Dataset records -
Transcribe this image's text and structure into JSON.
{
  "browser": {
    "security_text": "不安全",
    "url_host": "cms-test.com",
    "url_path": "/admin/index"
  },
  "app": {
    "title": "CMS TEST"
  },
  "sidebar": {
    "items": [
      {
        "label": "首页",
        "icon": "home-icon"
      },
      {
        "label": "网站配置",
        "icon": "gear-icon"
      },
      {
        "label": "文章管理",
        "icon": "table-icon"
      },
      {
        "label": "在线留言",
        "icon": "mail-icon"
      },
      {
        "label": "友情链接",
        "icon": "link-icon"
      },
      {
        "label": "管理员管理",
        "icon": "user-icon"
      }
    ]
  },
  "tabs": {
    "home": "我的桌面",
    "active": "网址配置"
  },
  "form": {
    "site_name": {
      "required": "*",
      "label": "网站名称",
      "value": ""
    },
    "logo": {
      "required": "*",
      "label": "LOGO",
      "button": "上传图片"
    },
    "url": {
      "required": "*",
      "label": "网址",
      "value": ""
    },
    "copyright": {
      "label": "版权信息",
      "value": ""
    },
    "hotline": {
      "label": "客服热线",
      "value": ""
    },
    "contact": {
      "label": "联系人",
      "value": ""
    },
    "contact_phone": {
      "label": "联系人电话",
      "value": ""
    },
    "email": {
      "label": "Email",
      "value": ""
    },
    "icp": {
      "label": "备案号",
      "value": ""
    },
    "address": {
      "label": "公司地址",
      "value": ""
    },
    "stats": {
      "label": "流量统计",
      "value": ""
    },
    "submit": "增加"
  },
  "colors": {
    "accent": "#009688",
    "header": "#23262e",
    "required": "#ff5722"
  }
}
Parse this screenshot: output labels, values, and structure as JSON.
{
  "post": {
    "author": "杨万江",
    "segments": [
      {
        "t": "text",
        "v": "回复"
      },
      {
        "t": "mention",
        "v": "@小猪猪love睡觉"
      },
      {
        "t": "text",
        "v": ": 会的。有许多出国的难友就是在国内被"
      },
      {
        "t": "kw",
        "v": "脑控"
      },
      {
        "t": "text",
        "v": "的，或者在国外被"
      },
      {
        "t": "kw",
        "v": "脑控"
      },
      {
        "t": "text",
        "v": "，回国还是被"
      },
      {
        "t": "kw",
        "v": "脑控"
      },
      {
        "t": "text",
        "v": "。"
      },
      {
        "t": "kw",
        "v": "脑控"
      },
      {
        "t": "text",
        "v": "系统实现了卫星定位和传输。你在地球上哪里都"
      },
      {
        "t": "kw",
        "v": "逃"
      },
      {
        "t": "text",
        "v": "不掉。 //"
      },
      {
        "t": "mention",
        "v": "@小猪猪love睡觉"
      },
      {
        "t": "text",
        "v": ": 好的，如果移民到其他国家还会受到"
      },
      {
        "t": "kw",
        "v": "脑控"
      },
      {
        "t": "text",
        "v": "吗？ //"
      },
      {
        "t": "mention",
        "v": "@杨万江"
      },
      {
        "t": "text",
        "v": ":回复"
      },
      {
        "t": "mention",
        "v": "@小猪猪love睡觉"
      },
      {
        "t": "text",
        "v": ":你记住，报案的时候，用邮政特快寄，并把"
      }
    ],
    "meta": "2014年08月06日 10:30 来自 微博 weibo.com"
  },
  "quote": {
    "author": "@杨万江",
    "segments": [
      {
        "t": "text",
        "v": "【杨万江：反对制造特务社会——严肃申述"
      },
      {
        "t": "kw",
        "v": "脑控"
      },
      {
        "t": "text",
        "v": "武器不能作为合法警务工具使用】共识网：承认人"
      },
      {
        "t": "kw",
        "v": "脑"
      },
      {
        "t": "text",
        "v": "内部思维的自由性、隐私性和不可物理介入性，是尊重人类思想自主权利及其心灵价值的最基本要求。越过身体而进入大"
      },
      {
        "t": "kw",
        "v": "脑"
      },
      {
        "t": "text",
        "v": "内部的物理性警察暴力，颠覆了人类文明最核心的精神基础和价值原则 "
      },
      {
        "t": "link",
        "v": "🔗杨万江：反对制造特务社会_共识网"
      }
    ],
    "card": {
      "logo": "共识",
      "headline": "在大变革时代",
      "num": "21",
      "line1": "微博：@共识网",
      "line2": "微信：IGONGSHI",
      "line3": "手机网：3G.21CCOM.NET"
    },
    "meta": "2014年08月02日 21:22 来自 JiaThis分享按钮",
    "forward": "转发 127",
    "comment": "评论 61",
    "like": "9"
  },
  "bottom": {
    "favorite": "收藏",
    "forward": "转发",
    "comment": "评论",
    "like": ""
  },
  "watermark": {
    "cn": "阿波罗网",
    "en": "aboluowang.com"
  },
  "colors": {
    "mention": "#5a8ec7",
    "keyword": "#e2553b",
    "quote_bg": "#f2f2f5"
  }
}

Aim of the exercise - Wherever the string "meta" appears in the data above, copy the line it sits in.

Task answer -
    "meta": "2014年08月06日 10:30 来自 微博 weibo.com"
    "meta": "2014年08月02日 21:22 来自 JiaThis分享按钮",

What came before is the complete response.